▶ The data
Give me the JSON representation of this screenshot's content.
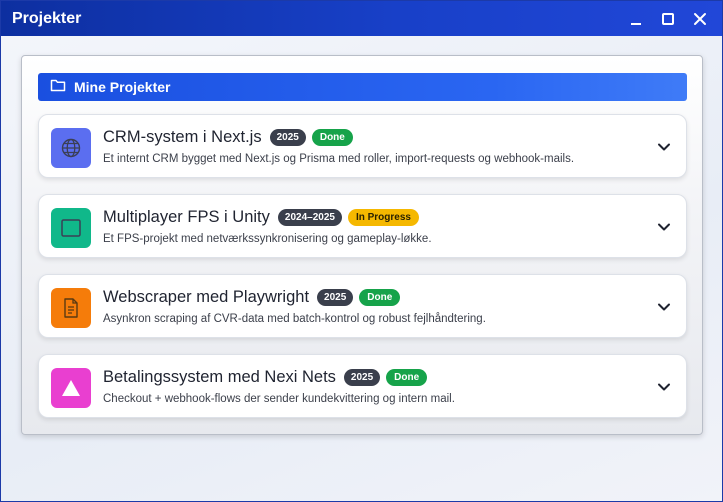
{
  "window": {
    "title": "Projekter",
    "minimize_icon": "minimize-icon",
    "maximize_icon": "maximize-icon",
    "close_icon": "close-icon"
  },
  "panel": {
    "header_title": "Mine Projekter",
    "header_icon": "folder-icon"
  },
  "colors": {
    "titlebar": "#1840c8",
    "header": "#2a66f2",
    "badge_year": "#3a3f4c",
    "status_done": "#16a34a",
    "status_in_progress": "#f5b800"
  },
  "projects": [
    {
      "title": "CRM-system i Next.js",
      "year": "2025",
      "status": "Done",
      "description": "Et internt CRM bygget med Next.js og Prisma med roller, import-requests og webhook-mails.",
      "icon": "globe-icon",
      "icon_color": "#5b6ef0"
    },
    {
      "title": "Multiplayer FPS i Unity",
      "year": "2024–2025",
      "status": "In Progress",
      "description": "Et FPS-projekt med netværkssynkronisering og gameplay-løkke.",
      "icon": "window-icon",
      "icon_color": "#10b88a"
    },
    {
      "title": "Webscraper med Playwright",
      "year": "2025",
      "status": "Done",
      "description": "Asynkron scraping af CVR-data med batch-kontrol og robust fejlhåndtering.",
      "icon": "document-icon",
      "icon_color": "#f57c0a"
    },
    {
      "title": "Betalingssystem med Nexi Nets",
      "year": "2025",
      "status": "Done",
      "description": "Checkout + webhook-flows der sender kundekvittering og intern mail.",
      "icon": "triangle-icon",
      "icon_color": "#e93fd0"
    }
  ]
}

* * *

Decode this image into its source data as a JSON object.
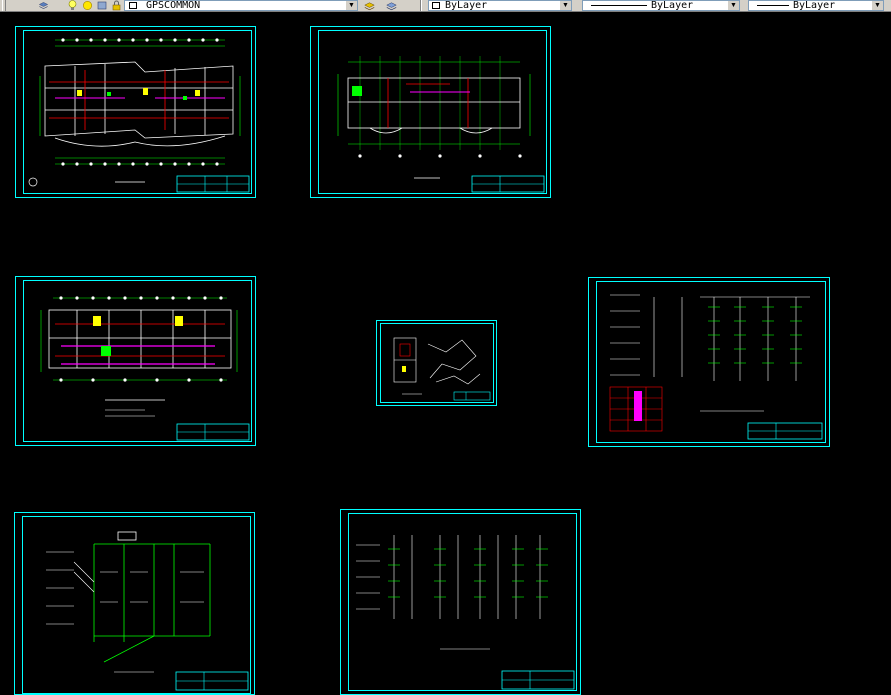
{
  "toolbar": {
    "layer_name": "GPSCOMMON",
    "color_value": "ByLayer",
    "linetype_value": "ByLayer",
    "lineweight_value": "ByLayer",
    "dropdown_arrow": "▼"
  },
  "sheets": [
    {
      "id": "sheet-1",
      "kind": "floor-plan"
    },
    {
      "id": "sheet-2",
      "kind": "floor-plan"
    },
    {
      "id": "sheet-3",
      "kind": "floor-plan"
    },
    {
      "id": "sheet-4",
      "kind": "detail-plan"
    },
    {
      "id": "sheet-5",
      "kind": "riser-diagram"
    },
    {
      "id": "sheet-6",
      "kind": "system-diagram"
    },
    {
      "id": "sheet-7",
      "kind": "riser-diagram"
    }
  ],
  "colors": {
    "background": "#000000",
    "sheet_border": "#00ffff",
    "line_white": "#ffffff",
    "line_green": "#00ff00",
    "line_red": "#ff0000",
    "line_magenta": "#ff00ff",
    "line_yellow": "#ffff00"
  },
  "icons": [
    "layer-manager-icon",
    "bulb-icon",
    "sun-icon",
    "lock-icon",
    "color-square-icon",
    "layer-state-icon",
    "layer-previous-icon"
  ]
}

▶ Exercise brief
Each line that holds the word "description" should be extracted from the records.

▶ Answer area
      "description": "Et internt CRM bygget med Next.js og Prisma med roller, import-requests og webhook-mails.",
      "description": "Et FPS-projekt med netværkssynkronisering og gameplay-løkke.",
      "description": "Asynkron scraping af CVR-data med batch-kontrol og robust fejlhåndtering.",
      "description": "Checkout + webhook-flows der sender kundekvittering og intern mail.",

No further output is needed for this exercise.